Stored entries
****************

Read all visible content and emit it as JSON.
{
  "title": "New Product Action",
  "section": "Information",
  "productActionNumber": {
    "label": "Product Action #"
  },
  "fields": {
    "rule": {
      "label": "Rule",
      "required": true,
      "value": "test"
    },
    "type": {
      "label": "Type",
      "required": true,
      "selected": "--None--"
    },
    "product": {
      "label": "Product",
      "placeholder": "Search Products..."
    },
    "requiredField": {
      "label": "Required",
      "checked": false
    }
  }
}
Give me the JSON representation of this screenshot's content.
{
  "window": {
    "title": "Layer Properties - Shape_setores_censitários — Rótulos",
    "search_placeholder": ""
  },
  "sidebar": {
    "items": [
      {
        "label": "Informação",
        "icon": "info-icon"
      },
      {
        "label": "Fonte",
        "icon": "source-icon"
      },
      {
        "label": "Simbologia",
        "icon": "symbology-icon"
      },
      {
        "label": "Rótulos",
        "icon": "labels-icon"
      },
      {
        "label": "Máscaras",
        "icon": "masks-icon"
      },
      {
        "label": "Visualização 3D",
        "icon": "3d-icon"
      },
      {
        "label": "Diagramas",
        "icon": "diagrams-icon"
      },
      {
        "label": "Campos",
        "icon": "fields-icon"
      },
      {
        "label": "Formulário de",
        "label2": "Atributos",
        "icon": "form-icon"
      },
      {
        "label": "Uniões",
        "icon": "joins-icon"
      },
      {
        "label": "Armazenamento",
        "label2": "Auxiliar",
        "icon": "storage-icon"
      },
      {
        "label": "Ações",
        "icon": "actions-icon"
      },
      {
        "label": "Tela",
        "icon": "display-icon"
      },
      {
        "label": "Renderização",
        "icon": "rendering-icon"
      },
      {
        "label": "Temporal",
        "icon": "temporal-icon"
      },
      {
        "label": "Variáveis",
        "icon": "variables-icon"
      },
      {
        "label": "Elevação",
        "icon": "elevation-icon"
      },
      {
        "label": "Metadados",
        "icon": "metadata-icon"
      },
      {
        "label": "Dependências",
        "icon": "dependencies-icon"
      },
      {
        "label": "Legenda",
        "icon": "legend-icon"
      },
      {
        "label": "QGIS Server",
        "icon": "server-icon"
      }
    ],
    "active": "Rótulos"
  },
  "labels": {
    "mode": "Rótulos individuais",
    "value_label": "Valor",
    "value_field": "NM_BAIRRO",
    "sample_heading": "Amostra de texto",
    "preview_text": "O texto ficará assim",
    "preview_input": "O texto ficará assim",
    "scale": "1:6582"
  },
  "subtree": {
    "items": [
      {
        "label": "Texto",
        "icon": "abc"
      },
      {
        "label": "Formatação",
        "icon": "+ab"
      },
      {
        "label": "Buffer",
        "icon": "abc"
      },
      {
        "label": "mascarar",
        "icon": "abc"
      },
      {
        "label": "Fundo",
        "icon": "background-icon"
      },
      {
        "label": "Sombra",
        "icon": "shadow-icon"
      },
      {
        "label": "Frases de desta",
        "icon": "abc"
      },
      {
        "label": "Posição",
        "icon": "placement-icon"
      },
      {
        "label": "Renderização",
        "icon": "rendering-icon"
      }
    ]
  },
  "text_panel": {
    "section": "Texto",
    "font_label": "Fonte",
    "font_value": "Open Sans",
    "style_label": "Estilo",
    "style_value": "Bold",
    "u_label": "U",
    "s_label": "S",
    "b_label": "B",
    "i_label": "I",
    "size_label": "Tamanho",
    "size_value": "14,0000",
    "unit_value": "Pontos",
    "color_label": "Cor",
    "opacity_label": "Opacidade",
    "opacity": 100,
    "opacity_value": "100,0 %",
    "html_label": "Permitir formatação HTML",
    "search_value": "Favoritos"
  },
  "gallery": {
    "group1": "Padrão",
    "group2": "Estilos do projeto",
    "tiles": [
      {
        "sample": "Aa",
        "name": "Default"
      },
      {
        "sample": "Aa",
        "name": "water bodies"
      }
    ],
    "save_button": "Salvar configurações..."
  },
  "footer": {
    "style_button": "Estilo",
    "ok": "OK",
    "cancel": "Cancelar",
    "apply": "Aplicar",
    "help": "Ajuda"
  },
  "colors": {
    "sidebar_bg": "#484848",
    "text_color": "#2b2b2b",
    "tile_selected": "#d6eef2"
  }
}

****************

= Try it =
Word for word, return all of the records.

= Completed exercise =
Read all visible content and emit it as JSON.
{
  "title": "New Product Action",
  "section": "Information",
  "productActionNumber": {
    "label": "Product Action #"
  },
  "fields": {
    "rule": {
      "label": "Rule",
      "required": true,
      "value": "test"
    },
    "type": {
      "label": "Type",
      "required": true,
      "selected": "--None--"
    },
    "product": {
      "label": "Product",
      "placeholder": "Search Products..."
    },
    "requiredField": {
      "label": "Required",
      "checked": false
    }
  }
}
Give me the JSON representation of this screenshot's content.
{
  "window": {
    "title": "Layer Properties - Shape_setores_censitários — Rótulos",
    "search_placeholder": ""
  },
  "sidebar": {
    "items": [
      {
        "label": "Informação",
        "icon": "info-icon"
      },
      {
        "label": "Fonte",
        "icon": "source-icon"
      },
      {
        "label": "Simbologia",
        "icon": "symbology-icon"
      },
      {
        "label": "Rótulos",
        "icon": "labels-icon"
      },
      {
        "label": "Máscaras",
        "icon": "masks-icon"
      },
      {
        "label": "Visualização 3D",
        "icon": "3d-icon"
      },
      {
        "label": "Diagramas",
        "icon": "diagrams-icon"
      },
      {
        "label": "Campos",
        "icon": "fields-icon"
      },
      {
        "label": "Formulário de",
        "label2": "Atributos",
        "icon": "form-icon"
      },
      {
        "label": "Uniões",
        "icon": "joins-icon"
      },
      {
        "label": "Armazenamento",
        "label2": "Auxiliar",
        "icon": "storage-icon"
      },
      {
        "label": "Ações",
        "icon": "actions-icon"
      },
      {
        "label": "Tela",
        "icon": "display-icon"
      },
      {
        "label": "Renderização",
        "icon": "rendering-icon"
      },
      {
        "label": "Temporal",
        "icon": "temporal-icon"
      },
      {
        "label": "Variáveis",
        "icon": "variables-icon"
      },
      {
        "label": "Elevação",
        "icon": "elevation-icon"
      },
      {
        "label": "Metadados",
        "icon": "metadata-icon"
      },
      {
        "label": "Dependências",
        "icon": "dependencies-icon"
      },
      {
        "label": "Legenda",
        "icon": "legend-icon"
      },
      {
        "label": "QGIS Server",
        "icon": "server-icon"
      }
    ],
    "active": "Rótulos"
  },
  "labels": {
    "mode": "Rótulos individuais",
    "value_label": "Valor",
    "value_field": "NM_BAIRRO",
    "sample_heading": "Amostra de texto",
    "preview_text": "O texto ficará assim",
    "preview_input": "O texto ficará assim",
    "scale": "1:6582"
  },
  "subtree": {
    "items": [
      {
        "label": "Texto",
        "icon": "abc"
      },
      {
        "label": "Formatação",
        "icon": "+ab"
      },
      {
        "label": "Buffer",
        "icon": "abc"
      },
      {
        "label": "mascarar",
        "icon": "abc"
      },
      {
        "label": "Fundo",
        "icon": "background-icon"
      },
      {
        "label": "Sombra",
        "icon": "shadow-icon"
      },
      {
        "label": "Frases de desta",
        "icon": "abc"
      },
      {
        "label": "Posição",
        "icon": "placement-icon"
      },
      {
        "label": "Renderização",
        "icon": "rendering-icon"
      }
    ]
  },
  "text_panel": {
    "section": "Texto",
    "font_label": "Fonte",
    "font_value": "Open Sans",
    "style_label": "Estilo",
    "style_value": "Bold",
    "u_label": "U",
    "s_label": "S",
    "b_label": "B",
    "i_label": "I",
    "size_label": "Tamanho",
    "size_value": "14,0000",
    "unit_value": "Pontos",
    "color_label": "Cor",
    "opacity_label": "Opacidade",
    "opacity": 100,
    "opacity_value": "100,0 %",
    "html_label": "Permitir formatação HTML",
    "search_value": "Favoritos"
  },
  "gallery": {
    "group1": "Padrão",
    "group2": "Estilos do projeto",
    "tiles": [
      {
        "sample": "Aa",
        "name": "Default"
      },
      {
        "sample": "Aa",
        "name": "water bodies"
      }
    ],
    "save_button": "Salvar configurações..."
  },
  "footer": {
    "style_button": "Estilo",
    "ok": "OK",
    "cancel": "Cancelar",
    "apply": "Aplicar",
    "help": "Ajuda"
  },
  "colors": {
    "sidebar_bg": "#484848",
    "text_color": "#2b2b2b",
    "tile_selected": "#d6eef2"
  }
}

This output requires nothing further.